Second, we must exercise great compassion and wisdom in our pastoral care and discipleship of women and men seeking to please Jesus and wrestle with their deepest passions. Our aim is always loving, holy and joyful conformity to the image of Christ, with deep appreciation for the ways of God. 2 We have non-traditional households and children of LGBTQ parents, divorced and remarried heterosexuals and all manner of personal past sins and traumas present in our communities. Our calling forth celibacy and fidelity within biblical norms must remain while we nurture love for Christ, healing for hurts and a theological anthropology offering a new identity in Christ.

Third, in our prophetic public role, we must lead a discussion for the common good with three questions in mind:

  • What principles and practices must be prohibited for safety and well-being?
  • What principles and practices are permitted, even if people differ deeply?
  • What principles and practices should we promote for human flourishing?

Prohibit, permit and promote. It is time for robust debate with civility and humility. Christians should expect persecution the moment they affirm truth in any category (Mt. 5). We should embrace persecution for obedience, not obnoxiousness. Even when many radically differ with us, they should recognize the spirit of love in our actions and communications.

Concerning non-traditional gender identity, gay marriage and alternative lifestyles, believers can present a nuanced and uncompromising public stance. We can uphold our understanding of truth while affirming liberty (this is the permitting category) for those that make other choices. The problem today is that anyone that does not promote alternatives as acceptable is considered “heterosexist”  “intolerant” or worse. It is interesting that the LGBTQ activists never attack the other great religions; they only criticize Christians and some Jewish traditions. Practically speaking, allowance for domestic partnerships and civil unions make prudential sense in a pluralistic society.
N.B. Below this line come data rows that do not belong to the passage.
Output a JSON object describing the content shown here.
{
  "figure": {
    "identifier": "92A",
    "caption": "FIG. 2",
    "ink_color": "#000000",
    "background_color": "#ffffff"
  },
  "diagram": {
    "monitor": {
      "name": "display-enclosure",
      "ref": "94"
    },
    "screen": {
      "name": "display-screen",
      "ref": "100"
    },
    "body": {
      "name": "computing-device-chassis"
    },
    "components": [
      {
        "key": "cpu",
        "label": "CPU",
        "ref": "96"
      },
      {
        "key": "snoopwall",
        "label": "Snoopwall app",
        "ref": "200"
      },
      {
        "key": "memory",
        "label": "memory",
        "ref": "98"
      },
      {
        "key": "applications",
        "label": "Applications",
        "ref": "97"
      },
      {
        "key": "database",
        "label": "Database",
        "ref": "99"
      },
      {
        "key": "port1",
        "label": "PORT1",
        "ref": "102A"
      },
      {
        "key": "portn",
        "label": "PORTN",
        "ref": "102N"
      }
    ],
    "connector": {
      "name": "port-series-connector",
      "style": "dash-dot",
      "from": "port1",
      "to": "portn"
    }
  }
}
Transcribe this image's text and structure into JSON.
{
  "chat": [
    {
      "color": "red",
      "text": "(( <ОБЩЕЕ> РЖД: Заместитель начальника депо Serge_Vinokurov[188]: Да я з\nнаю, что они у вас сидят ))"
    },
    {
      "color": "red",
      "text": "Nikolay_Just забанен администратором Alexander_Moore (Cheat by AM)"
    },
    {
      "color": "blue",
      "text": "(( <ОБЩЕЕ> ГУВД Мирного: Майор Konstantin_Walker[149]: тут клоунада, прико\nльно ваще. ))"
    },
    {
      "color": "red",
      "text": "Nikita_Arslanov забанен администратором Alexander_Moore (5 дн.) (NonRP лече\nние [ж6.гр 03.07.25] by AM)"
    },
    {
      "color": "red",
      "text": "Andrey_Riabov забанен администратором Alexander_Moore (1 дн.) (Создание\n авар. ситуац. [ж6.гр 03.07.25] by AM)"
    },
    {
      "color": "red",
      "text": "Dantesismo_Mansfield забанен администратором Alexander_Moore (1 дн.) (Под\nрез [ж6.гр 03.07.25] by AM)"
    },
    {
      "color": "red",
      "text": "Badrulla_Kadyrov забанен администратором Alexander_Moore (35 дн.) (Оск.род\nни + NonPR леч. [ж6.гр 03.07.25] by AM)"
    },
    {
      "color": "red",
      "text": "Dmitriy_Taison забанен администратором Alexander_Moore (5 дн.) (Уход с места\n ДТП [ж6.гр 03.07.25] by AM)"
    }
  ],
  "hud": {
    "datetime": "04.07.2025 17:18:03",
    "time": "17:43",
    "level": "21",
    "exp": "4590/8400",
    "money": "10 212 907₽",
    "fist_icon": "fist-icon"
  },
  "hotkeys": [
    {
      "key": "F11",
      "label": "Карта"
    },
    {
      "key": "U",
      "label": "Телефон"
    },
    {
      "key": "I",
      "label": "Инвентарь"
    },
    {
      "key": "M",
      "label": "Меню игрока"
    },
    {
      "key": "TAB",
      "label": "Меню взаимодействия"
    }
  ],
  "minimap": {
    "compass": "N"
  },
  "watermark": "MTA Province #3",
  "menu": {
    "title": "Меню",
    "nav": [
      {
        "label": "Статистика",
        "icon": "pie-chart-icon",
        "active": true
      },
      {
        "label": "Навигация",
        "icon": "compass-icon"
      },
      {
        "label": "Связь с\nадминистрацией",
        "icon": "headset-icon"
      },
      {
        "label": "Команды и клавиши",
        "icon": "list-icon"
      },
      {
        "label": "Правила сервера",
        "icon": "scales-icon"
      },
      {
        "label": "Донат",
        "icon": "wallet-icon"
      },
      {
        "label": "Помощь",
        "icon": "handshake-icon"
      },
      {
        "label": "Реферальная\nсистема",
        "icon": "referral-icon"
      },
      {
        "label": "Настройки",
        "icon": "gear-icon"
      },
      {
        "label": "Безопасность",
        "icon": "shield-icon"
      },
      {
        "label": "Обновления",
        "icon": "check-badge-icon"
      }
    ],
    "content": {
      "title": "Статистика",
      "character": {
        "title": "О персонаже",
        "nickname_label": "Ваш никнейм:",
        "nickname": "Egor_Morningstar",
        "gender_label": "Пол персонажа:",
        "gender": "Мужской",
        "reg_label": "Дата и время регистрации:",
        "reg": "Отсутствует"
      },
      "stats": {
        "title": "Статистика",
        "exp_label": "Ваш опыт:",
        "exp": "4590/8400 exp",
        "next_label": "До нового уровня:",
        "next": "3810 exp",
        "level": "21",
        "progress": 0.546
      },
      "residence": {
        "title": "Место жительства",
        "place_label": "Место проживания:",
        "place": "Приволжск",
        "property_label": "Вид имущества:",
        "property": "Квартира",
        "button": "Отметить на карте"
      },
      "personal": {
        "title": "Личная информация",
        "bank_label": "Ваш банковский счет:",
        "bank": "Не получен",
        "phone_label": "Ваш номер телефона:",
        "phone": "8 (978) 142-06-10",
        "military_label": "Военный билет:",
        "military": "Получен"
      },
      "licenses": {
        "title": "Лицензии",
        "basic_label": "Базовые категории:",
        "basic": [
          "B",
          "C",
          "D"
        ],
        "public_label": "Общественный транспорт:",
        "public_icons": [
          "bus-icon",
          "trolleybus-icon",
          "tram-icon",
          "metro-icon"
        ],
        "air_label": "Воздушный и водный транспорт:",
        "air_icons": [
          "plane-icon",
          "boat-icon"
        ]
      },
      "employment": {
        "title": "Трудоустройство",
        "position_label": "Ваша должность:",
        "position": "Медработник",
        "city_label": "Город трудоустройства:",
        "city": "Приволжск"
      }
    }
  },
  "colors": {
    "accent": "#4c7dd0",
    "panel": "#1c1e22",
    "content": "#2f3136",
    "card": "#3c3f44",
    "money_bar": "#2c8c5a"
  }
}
We do not need to agree with such arrangements as equal to our biblical ideal, but living with our deepest differences is the cost of liberty.

What prohibitions should be part of our public stance? Will we continue to stand against incest, adult-minor sex, polygamy, pornography, serial monogamy and one-night stands? Will we partner with people of conscience against all forms of dehumanization and exploitation?

Finally, what should we be promoting? Beginning with our own communities, we must reaffirm the joy and seriousness of biblical marriage and childrearing. We must disciple better all that desire marriage and family. We must not capitulate to quick divorce and remarriage when life is hard (apart from abuse, adultery and utter abandonment, of course). Promoting healthy singleness and weaning all believers from hyper-eroticism are important tasks. In public we work with all people of conscience to nurture the next generation with healthy male and female role models. Let’s celebrate women and men of diverse gifts and personalities, interests and skills.

In writing this piece, I am vulnerable to misperception. Yet these issues must be examined in a spirit of humility and love. I have worked with and am friends with people of all orientations and persuasions. They are my sisters and brothers in the human family. I have seen many find freedom in Christ and change their orientation. Others love Christ and choose celibacy (both heterosexual and homosexual men and women), with varying levels of struggle. I must make a covenant with my eyes and heart each day and walk in agape toward all persons. I am the judge of no one’s salvation or sanctification. With hope and tears, I pray that we can all move toward personal wholeness and community shalom as we await the fullness of God’s reign.

Notes

  • Sound summaries of recent research may be found in Stanton L. Jones (January 2012) “Sexual orientation and reason: on the implications of false beliefs about homosexuality,” digitally published at www.christianethics.org; an abbreviation of this essay was published as “Same-sex science” in First Things, February, 2012, pp. 27-33. Jones is the Provost and Professor of Psychology at Wheaton College, IL (USA).
  • For some challenging and comforting pastoral reflections, examine Kent Paris, Means of Grace. College Press Publishing Company, Inc. 2010. Kent’s insights are found at www.nehemiahonline.com.